*Material for this task*.
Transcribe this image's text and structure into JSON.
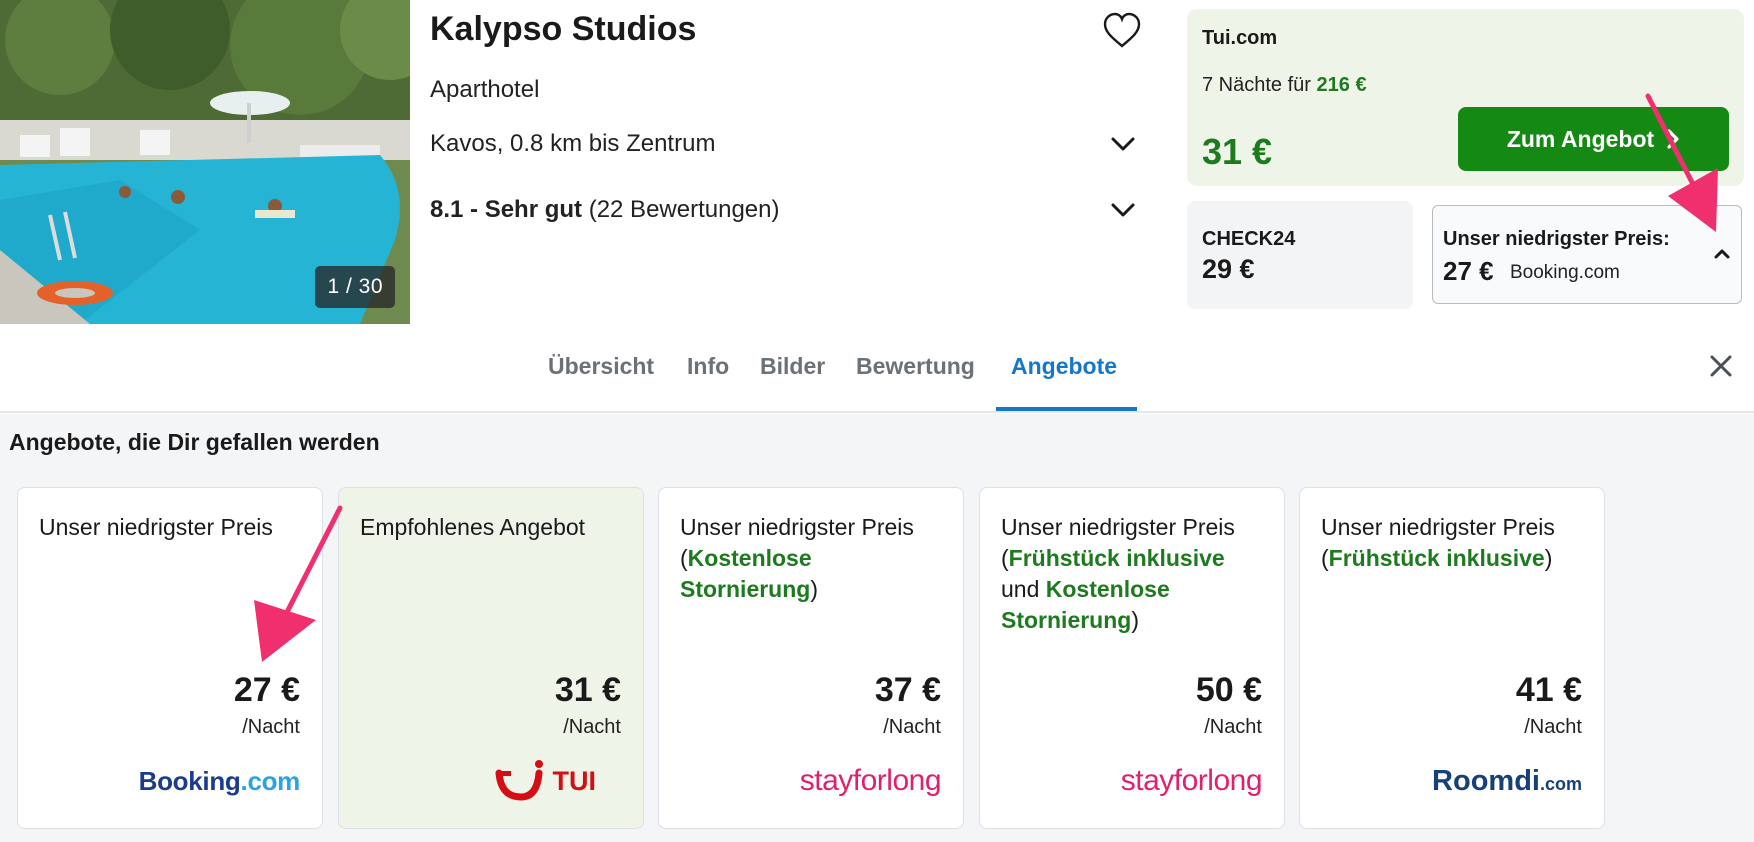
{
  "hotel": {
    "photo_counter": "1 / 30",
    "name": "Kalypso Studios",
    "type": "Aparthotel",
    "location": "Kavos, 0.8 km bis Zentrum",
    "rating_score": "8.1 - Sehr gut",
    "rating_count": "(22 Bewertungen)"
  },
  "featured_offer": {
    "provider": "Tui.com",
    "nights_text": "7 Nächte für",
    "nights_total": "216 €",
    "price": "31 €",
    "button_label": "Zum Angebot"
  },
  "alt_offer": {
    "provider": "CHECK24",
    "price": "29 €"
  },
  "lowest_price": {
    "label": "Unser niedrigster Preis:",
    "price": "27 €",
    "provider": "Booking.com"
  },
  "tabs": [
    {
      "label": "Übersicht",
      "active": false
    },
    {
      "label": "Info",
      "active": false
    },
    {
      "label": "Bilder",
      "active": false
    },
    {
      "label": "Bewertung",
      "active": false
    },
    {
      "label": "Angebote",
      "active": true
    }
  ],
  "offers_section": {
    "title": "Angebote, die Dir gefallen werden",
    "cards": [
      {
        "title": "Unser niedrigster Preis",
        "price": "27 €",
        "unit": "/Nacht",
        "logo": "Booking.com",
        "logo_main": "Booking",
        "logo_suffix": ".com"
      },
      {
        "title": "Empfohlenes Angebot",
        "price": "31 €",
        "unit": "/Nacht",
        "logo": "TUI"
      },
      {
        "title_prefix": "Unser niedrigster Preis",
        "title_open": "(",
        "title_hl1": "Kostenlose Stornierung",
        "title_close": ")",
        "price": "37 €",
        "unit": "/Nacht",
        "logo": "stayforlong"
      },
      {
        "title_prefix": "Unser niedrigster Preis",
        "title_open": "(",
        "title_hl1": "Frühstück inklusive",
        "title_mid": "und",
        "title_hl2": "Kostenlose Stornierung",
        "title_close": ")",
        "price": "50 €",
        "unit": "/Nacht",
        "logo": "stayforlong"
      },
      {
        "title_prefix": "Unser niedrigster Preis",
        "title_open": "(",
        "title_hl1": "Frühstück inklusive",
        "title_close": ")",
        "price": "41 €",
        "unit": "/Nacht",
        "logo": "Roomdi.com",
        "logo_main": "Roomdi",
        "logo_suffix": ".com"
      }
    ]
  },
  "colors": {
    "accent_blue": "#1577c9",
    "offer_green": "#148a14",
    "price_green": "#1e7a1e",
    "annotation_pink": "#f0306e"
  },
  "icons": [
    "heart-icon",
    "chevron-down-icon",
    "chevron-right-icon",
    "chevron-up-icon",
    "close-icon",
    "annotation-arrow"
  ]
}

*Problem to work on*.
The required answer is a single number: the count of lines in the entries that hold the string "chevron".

*Written reply*.
3